You've added your first Trip Builder item! Keep track of your trip itinerary here.

Museum of the Southern Jewish Experience

  • Neighborhood:
    Arts/Warehouse/Convention District
  • hours
    Hours of Operation:
    Sunday (10:00 AM - 5:00 PM)
    Monday (10:00 AM - 5:00 PM)
    Tuesday (Closed - Closed)
    Wednesday (10:00 AM - 5:00 PM)
    Thursday (10:00 AM - 5:00 PM)
    Friday (10:00 AM - 5:00 PM)
    Saturday (10:00 AM - 5:00 PM)
    More Details:

    Wednesday-Monday 10am-5pm

  • Museums


Covid-19 Reopening Information
  • Open for Current Phase
  • Admission: Adults (18-64) - $15 Seniors (65 and over), Students (w/ID), and Active Military - $13 Children (6-17) - $10 Group Rate (10 or more) - $13 Children under 6 - FREE Members - FREE
  • Museum Month Participant

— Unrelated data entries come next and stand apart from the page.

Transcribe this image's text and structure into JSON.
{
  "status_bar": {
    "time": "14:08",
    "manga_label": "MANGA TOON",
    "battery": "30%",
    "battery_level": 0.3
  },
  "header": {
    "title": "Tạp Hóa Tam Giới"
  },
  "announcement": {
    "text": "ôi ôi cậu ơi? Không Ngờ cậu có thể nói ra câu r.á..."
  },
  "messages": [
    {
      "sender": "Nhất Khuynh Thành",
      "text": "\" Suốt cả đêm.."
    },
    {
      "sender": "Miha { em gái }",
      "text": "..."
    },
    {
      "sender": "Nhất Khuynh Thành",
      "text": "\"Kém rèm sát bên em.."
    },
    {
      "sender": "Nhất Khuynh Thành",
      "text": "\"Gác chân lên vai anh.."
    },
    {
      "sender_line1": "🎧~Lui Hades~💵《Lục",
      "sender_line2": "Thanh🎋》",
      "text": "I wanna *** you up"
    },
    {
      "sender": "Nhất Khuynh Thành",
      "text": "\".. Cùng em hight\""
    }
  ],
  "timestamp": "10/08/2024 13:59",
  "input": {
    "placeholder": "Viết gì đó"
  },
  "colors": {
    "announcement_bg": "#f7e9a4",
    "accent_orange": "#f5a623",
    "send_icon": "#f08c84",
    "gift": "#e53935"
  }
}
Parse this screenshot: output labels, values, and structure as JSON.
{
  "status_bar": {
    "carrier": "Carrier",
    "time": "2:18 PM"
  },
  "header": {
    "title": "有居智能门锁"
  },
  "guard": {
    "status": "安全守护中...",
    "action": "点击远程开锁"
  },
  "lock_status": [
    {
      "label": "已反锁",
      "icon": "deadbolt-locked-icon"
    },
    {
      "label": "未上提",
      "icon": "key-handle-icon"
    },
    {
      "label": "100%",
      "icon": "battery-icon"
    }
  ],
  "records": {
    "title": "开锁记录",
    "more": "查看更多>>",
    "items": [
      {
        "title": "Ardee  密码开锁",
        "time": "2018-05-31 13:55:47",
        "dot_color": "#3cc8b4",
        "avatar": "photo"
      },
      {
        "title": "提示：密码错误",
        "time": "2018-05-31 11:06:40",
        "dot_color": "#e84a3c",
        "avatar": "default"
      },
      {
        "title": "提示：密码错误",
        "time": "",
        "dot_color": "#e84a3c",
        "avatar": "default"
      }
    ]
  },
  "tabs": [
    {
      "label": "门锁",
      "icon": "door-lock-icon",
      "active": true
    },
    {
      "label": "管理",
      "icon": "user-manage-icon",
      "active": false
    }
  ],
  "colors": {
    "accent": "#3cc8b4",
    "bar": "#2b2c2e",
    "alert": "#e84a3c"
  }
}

Our Mission:
The Museum of the Southern Jewish Experience explores the many ways that Jews in the American South influenced and were influenced by the distinct cultural heritage of their new homes. Through exhibits, collections and programs focused on the unique and remarkable history of Southern Jews, the Museum encourages new understanding and appreciation for identity, diversity, and acceptance.

Our History:
In 1986, the original Museum of the Southern Jewish Experience (MSJE) opened at the Henry S. Jacobs Camp, in Utica, MS, a summer camp for Jewish children. This project was the vision of camp director Macy B. Hart, along with a group of like-minded supporters. The Museum served as a location supporting the preservation of Jewish culture in the deep South.

In 2000, the Museum expanded its mission to become the Goldring/Woldenberg Institute of Southern Jewish Life (ISJL). In addition to maintaining the Museum and preserving historical documents and artifacts, the Jackson, MS, based ISJL, works to provide Judaic services and cultural programs to Jewish communities across a thirteen state Southern region.

The Jacobs Camp site was closed in 2012 in part due to its inaccessibility to the general public. A search was undertaken to identify the best location to relocate the Museum, with an eye toward reaching more people, Jewish and non-Jewish alike. New Orleans was deemed that ideal spot. With a city selected, the ISJL board passed a resolution separating the Museum from the Institute to ease its relocation and provide the proper breathing room to grow into its own potential as an educational and cultural institution.

Today, the Museum is poised to become a popular tourist destination, an important educational facility, and a vibrant center for cultural exploration and understanding.

Become a Member

Distance From Key Locations
  • Convention Center:
  • SuperDome/Arena:
  • Airport:
  • French Quarter:
What's Nearby